-- Records to use follows --
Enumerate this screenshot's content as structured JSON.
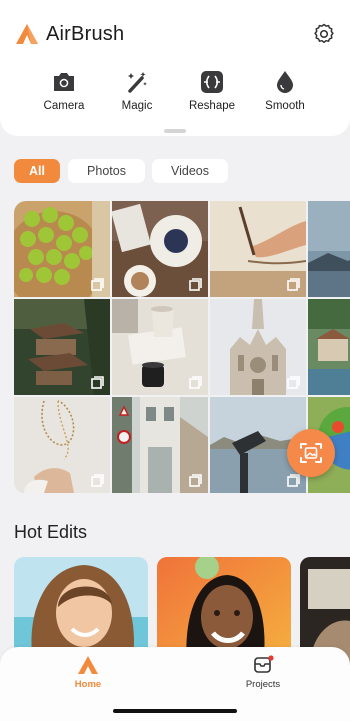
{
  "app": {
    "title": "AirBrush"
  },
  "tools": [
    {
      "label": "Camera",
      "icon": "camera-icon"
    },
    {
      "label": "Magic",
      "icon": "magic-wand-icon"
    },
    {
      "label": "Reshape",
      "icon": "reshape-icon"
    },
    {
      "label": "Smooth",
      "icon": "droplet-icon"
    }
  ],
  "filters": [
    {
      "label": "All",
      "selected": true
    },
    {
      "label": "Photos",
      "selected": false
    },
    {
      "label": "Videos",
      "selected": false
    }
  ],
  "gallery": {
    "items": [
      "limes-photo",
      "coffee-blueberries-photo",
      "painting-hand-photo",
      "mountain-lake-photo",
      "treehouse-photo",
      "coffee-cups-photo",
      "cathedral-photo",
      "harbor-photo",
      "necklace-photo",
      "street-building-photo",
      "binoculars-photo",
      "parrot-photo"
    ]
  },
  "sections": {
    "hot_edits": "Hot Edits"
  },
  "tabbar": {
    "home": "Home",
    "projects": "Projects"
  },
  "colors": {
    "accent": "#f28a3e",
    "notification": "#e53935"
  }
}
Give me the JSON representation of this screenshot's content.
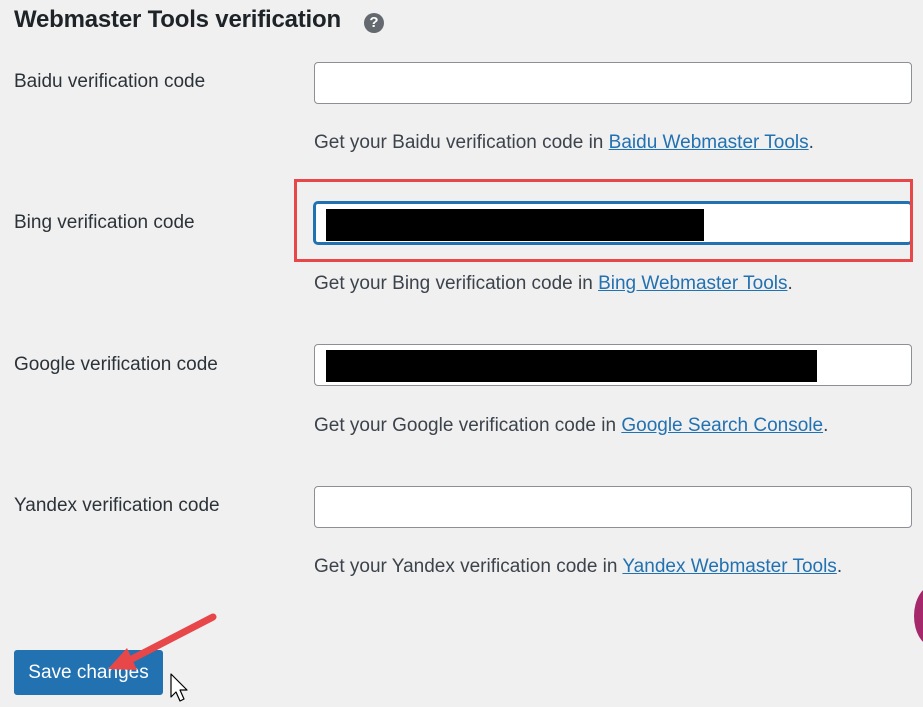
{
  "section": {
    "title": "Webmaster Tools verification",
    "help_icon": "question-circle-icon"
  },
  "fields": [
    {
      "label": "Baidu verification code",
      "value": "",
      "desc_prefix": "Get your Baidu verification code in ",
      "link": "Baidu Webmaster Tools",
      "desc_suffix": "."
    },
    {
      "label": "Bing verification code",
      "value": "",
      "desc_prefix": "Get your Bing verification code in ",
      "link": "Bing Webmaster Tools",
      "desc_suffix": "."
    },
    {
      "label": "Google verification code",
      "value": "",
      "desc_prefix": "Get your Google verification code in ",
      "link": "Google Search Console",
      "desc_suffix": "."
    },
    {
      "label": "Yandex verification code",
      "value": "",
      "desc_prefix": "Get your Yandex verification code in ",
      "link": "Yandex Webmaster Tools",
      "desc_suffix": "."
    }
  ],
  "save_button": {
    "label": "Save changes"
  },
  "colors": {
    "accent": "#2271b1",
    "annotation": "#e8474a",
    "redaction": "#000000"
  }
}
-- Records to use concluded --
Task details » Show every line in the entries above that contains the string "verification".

Written reply »
    "title": "Webmaster Tools verification",
      "label": "Baidu verification code",
      "desc_prefix": "Get your Baidu verification code in ",
      "label": "Bing verification code",
      "desc_prefix": "Get your Bing verification code in ",
      "label": "Google verification code",
      "desc_prefix": "Get your Google verification code in ",
      "label": "Yandex verification code",
      "desc_prefix": "Get your Yandex verification code in ",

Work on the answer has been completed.